Anyone can develop seizures in their lifetime – You can be young. You can be old. You can be any race or gender. One in 10 of us will have a seizure during our life. One in 26 of us will develop epilepsy.

Between one and two percent of the United States population lives with active epilepsy – the potential to have a seizure not caused by a temporary condition like high fever.  In other words, close to 4 million people live with active epilepsy. Just in the US. In the whole world, it is closer to 65 million people living with active epilepsy.

That's 65 million reasons to talk about epilepsy, to learn about it, and to work together to make a difference in education and awareness world-wide. 

Christopher Gorham: Millions of people in the United States and tens of millions around the world live with epilepsy. One in 26 people will develop epilepsy during their lifetime. Who is most likely to be diagnosed with epilepsy and why? Let’s find out.

Joe Sirven, M.D. (Mayo Clinic/Editor-in-Chief Emeritus, You hit it - there's 2 big groups in which we see seizures happen most frequently. When they're super young, so as a baby, seizures a little more likely to occur, and then the other group is when you are 65 years and older.

Greg: Really?

Joe: Yes, that's the group when we see seizures happen a lot.  But having said that, seizures can happen at any age. 

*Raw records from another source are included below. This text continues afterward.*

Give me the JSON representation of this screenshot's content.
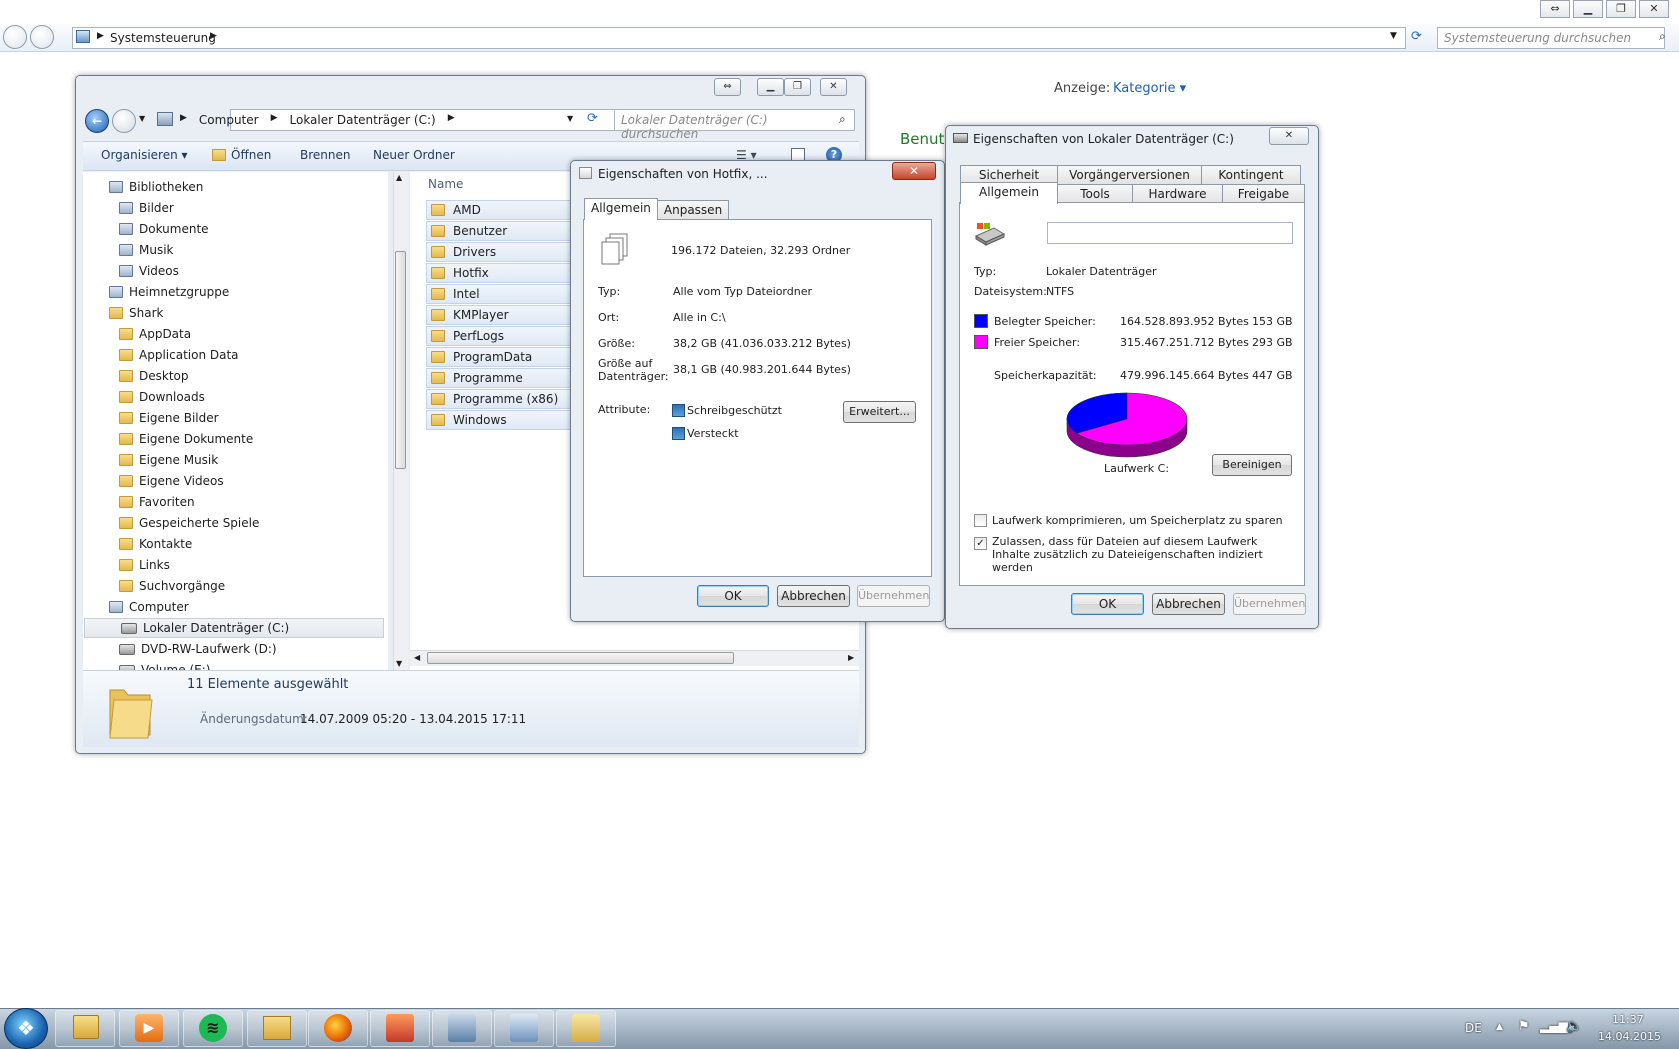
{
  "control_panel": {
    "breadcrumb": "Systemsteuerung",
    "search_placeholder": "Systemsteuerung durchsuchen",
    "view_label": "Anzeige:",
    "view_value": "Kategorie ▾",
    "user_heading": "Benutz"
  },
  "explorer": {
    "breadcrumb": [
      "Computer",
      "Lokaler Datenträger (C:)"
    ],
    "search_placeholder": "Lokaler Datenträger (C:) durchsuchen",
    "toolbar": {
      "organize": "Organisieren ▾",
      "open": "Öffnen",
      "burn": "Brennen",
      "new_folder": "Neuer Ordner"
    },
    "nav": [
      {
        "label": "Bibliotheken",
        "icon": "library-icon",
        "indent": 0
      },
      {
        "label": "Bilder",
        "icon": "library-icon",
        "indent": 1
      },
      {
        "label": "Dokumente",
        "icon": "library-icon",
        "indent": 1
      },
      {
        "label": "Musik",
        "icon": "music-icon",
        "indent": 1
      },
      {
        "label": "Videos",
        "icon": "library-icon",
        "indent": 1
      },
      {
        "label": "Heimnetzgruppe",
        "icon": "homegroup-icon",
        "indent": 0
      },
      {
        "label": "Shark",
        "icon": "user-folder-icon",
        "indent": 0
      },
      {
        "label": "AppData",
        "icon": "folder-icon",
        "indent": 1
      },
      {
        "label": "Application Data",
        "icon": "folder-icon",
        "indent": 1
      },
      {
        "label": "Desktop",
        "icon": "folder-icon",
        "indent": 1
      },
      {
        "label": "Downloads",
        "icon": "folder-icon",
        "indent": 1
      },
      {
        "label": "Eigene Bilder",
        "icon": "folder-icon",
        "indent": 1
      },
      {
        "label": "Eigene Dokumente",
        "icon": "folder-icon",
        "indent": 1
      },
      {
        "label": "Eigene Musik",
        "icon": "folder-icon",
        "indent": 1
      },
      {
        "label": "Eigene Videos",
        "icon": "folder-icon",
        "indent": 1
      },
      {
        "label": "Favoriten",
        "icon": "folder-icon",
        "indent": 1
      },
      {
        "label": "Gespeicherte Spiele",
        "icon": "folder-icon",
        "indent": 1
      },
      {
        "label": "Kontakte",
        "icon": "folder-icon",
        "indent": 1
      },
      {
        "label": "Links",
        "icon": "folder-icon",
        "indent": 1
      },
      {
        "label": "Suchvorgänge",
        "icon": "folder-icon",
        "indent": 1
      },
      {
        "label": "Computer",
        "icon": "computer-icon",
        "indent": 0
      },
      {
        "label": "Lokaler Datenträger (C:)",
        "icon": "drive-icon",
        "indent": 1,
        "selected": true
      },
      {
        "label": "DVD-RW-Laufwerk (D:)",
        "icon": "dvd-icon",
        "indent": 1
      },
      {
        "label": "Volume (E:)",
        "icon": "drive-icon",
        "indent": 1
      }
    ],
    "column_name": "Name",
    "files": [
      "AMD",
      "Benutzer",
      "Drivers",
      "Hotfix",
      "Intel",
      "KMPlayer",
      "PerfLogs",
      "ProgramData",
      "Programme",
      "Programme (x86)",
      "Windows"
    ],
    "details": {
      "selection": "11 Elemente ausgewählt",
      "date_label": "Änderungsdatum:",
      "date_value": "14.07.2009 05:20 - 13.04.2015 17:11"
    }
  },
  "hotfix_dialog": {
    "title": "Eigenschaften von Hotfix, ...",
    "tabs": [
      "Allgemein",
      "Anpassen"
    ],
    "summary": "196.172 Dateien, 32.293 Ordner",
    "rows": [
      {
        "label": "Typ:",
        "value": "Alle vom Typ Dateiordner"
      },
      {
        "label": "Ort:",
        "value": "Alle in C:\\"
      },
      {
        "label": "Größe:",
        "value": "38,2 GB (41.036.033.212 Bytes)"
      },
      {
        "label": "Größe auf Datenträger:",
        "value": "38,1 GB (40.983.201.644 Bytes)"
      }
    ],
    "attributes_label": "Attribute:",
    "readonly_label": "Schreibgeschützt",
    "hidden_label": "Versteckt",
    "advanced_button": "Erweitert...",
    "ok": "OK",
    "cancel": "Abbrechen",
    "apply": "Übernehmen"
  },
  "drive_dialog": {
    "title": "Eigenschaften von Lokaler Datenträger (C:)",
    "tabs_row1": [
      "Sicherheit",
      "Vorgängerversionen",
      "Kontingent"
    ],
    "tabs_row2": [
      "Allgemein",
      "Tools",
      "Hardware",
      "Freigabe"
    ],
    "type_label": "Typ:",
    "type_value": "Lokaler Datenträger",
    "fs_label": "Dateisystem:",
    "fs_value": "NTFS",
    "used_label": "Belegter Speicher:",
    "used_bytes": "164.528.893.952 Bytes",
    "used_gb": "153 GB",
    "free_label": "Freier Speicher:",
    "free_bytes": "315.467.251.712 Bytes",
    "free_gb": "293 GB",
    "capacity_label": "Speicherkapazität:",
    "capacity_bytes": "479.996.145.664 Bytes",
    "capacity_gb": "447 GB",
    "used_fraction": 0.343,
    "used_color": "#0000ff",
    "free_color": "#ff00ff",
    "drive_label": "Laufwerk C:",
    "cleanup_button": "Bereinigen",
    "compress_label": "Laufwerk komprimieren, um Speicherplatz zu sparen",
    "index_label": "Zulassen, dass für Dateien auf diesem Laufwerk Inhalte zusätzlich zu Dateieigenschaften indiziert werden",
    "ok": "OK",
    "cancel": "Abbrechen",
    "apply": "Übernehmen"
  },
  "taskbar": {
    "language": "DE",
    "time": "11:37",
    "date": "14.04.2015"
  }
}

Greg: So wait, do you think it's because, on the young side, your brain is developing so rapidly, and (on the older side) you're losing brain cells at 65? (laughter) Why at 65 and up?

Joe: It has to do with what causes seizures in that group. Often times the biggest cause of seizures in an older adult group are strokes. Then  another group is Alzheimer's, which happens in older adults. 
When they're younger it's more to do with when things present, or there could be infection; because it's the immature brain that's firing off too much and not getting the brakes put on. So those are the big groups, but again - any age. 

Greg: Not more during puberty?

Joe: Oddly enough, not necessarily, although there are some that can occur and present during that time, but as a whole, as you take in the big picture as far as the biggest presentation of new seizures, really it's the younger and the older.

Greg: Wow, that's interesting.

Christopher: To learn more about epilepsy, be sure to visit